Gov. Charlie Baker gave the state’s houses of worship the green light to reopen Monday, but some local churches are holding off because of lingering safety concerns and will stick to holding virtual services.
Baker revealed his four-phase plan to restart the economy amid the COVID-19 crisis, allowing houses of worship to reopen immediately.
But Baker’s plan also comes with restrictions on houses of worship, including limiting attendance to 40% capacity and sanitizing buildings between services.
The Rev. Rebecca Bryan, minister for First Religious Society, Unitarian Universalist Church in Newburyport, said the church has a “clear plan” to continue suspending its in-person gatherings through June 21 while still upholding its virtual worship schedule.
“That will give us time to really look at the needs of our congregation and our ability to make those changes,” Bryan said, noting that June 21 marks the end of the church’s year, which begins on Labor Day.
Normally, First Religious Society does not hold services in July or August, but Bryan said it will this year via its online platforms.
The Unitarian Universalist Association has recommended that congregations not gather again in person until May 2021. Bryan said that recommendation is nonbinding and that the church has assembled a team of staff members to roll out the reopening.
Bryan said she feels that even if the church only filled 40% of the sanctuary’s 700-person capacity, it would still not be safe for members.
Looking forward, Bryan said the church will continue streaming its services, which have reached a wide audience.
“We want to continue the things that have come out of this,” she said. “People that are homebound, those people can be engaged as much as they want, which is a beautiful thing.”
The Rev. Chris Ney, pastor for Central Congregational Church in Newburyport, said the church plans to continue its online worship services “for the foreseeable future.”
Ney said the church is following the guidance of its denomination, the United Church of Christ, which has a “multiphased plan for the possibility of gathering again,” though its criteria for reopening “have not been met by our communities or by our congregation.”
“Understandably, the governor’s plan can’t get into the details of context, community by community, but our responsibility is with Greater Newburyport,” Ney said. “We’re paying close attention to guidance from state, local and denominational officials and our decisions will continue to be informed by our best understanding of what they’re telling us.”
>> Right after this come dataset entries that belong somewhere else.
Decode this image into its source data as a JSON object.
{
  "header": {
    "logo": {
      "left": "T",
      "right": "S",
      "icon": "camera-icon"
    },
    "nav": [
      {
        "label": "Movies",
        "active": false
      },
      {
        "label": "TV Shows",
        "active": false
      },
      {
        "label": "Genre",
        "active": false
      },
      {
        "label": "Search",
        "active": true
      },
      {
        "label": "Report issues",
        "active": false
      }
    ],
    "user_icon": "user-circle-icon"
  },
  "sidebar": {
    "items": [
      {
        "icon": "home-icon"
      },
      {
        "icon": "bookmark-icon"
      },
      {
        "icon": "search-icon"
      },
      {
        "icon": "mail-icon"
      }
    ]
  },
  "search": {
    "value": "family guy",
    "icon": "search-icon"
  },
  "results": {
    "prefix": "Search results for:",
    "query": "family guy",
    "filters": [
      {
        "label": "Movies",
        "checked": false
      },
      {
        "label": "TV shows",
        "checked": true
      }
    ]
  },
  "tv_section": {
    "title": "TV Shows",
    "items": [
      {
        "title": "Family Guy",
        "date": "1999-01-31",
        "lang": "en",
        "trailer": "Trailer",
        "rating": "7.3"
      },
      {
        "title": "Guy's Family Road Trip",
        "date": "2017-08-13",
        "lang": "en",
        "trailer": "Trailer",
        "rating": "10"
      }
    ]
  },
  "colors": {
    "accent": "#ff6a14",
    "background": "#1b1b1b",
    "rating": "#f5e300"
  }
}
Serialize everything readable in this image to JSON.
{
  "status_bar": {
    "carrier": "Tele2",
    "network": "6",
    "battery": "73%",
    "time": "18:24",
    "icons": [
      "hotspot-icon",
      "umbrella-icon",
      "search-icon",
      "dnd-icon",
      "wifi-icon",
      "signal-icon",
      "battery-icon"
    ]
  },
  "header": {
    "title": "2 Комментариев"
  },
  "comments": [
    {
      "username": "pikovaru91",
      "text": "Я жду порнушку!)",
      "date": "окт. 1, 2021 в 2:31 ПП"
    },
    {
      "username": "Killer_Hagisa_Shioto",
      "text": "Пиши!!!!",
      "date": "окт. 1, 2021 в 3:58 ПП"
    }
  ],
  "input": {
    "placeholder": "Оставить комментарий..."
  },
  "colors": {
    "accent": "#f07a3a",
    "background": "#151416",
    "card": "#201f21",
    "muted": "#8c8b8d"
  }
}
The Rev. Shea Fitzgibbons, pastor for Hope Community Church in Newburyport, said the church has yet to solidify plans for its reopening.
At Old South Presbyterian Church in Newburyport, Kara Kniker, an elder at the church, said there is “no set date for return.”
Kniker said Old South has convened a task force to discuss reopening, which is following guidance from the Presbytery of Northern New England and the expertise of health professionals while focusing on the safety of church members.
“We have a large sanctuary with plenty of room for people to practice safe distancing, but there are other factors we’re concerned about, including the vulnerability of our members,” Kniker said, noting that normal activities such as singing could pose a danger.
“There’s a greater likelihood of spreading the virus via droplets when you’re opening your mouth forcefully when you’re close to other people,” Kniker said. “We’ll look at spacing in pews, creating guidelines that will make opening safer.”
The Rev. Joan MacPherson of Main Street Congregational Church in Amesbury has been offering virtual, distant worshiping ever since Baker’s stay-at-home advisory went into effect in March.
MacPherson said Tuesday she will follow the advice of the Massachusetts Council of Churches and does not intend to offer in-person services yet.
“The Council of Churches and our denomination are both recommending waiting,” MacPherson said. “We are listening to that and it doesn’t feel like a wise thing for our community to meet in person yet. It’s just not time.”
MacPherson said the challenges presented by the novel coronavirus have not led to just disappointing results.
“We livestream on Facebook and we have Zoom meetings on Sunday mornings,” MacPherson said. “One of our members is an elderly mother who is shut in in Michigan and she now worships with her son and a daughter-in-law through Facebook. So some cool things have happened for people in some communities.
“It’s not the same as being together, nothing is but people appreciate the fact that they can talk back and forth and it still allows people to connect,” she added. “They can also react and be part of things and they can also have a chance to connect with people from a distance.”
The Rev. Ron St. Pierre, the temporary administrator for Holy Family Parish in Amesbury and Star of the Sea Parish in Salisbury, said both congregations are expected to meet in the Holy Family Parish lower church next weekend.
“Next weekend is the feast of Pentecost,” St. Pierre said. “So that is when we are looking to open. The upstairs church is gorgeous and can seat 900 people but the lower church does not have benches so we can use individual chairs where we can space people six feet apart.”